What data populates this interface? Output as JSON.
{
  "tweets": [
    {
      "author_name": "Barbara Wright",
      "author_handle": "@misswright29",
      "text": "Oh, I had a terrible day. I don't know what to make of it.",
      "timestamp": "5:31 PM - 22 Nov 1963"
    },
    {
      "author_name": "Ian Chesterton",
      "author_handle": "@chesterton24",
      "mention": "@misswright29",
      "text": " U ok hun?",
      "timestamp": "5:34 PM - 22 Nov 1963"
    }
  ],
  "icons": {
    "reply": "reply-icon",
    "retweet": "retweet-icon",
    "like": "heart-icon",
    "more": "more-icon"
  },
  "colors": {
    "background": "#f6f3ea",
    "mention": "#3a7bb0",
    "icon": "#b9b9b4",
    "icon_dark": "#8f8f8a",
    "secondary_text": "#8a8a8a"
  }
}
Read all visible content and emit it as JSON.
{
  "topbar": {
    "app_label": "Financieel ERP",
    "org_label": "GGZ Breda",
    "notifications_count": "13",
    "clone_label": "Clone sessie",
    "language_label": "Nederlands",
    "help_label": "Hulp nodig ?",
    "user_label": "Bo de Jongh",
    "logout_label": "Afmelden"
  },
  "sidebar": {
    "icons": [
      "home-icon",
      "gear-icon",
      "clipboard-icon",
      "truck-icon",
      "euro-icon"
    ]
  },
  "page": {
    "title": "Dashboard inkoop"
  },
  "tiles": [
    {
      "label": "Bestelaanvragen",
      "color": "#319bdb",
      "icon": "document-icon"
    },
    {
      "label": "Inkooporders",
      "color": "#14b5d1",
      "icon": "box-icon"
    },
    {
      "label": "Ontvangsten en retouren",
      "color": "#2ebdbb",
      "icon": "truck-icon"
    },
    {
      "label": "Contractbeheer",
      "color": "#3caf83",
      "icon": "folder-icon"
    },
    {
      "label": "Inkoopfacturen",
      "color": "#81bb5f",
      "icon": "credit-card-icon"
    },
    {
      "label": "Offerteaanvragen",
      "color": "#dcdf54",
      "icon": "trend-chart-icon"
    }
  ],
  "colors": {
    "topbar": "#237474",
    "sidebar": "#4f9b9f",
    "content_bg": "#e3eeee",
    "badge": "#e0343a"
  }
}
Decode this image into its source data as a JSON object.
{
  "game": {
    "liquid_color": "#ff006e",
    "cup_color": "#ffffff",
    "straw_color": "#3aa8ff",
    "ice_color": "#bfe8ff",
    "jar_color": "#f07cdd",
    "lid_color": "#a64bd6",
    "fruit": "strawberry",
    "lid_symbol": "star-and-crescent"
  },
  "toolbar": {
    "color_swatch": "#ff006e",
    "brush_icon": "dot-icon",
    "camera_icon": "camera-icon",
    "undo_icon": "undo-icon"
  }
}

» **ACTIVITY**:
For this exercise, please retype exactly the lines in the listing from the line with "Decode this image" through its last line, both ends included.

» **EXERCISE OUTPUT**:
Decode this image into its source data as a JSON object.
{
  "game": {
    "liquid_color": "#ff006e",
    "cup_color": "#ffffff",
    "straw_color": "#3aa8ff",
    "ice_color": "#bfe8ff",
    "jar_color": "#f07cdd",
    "lid_color": "#a64bd6",
    "fruit": "strawberry",
    "lid_symbol": "star-and-crescent"
  },
  "toolbar": {
    "color_swatch": "#ff006e",
    "brush_icon": "dot-icon",
    "camera_icon": "camera-icon",
    "undo_icon": "undo-icon"
  }
}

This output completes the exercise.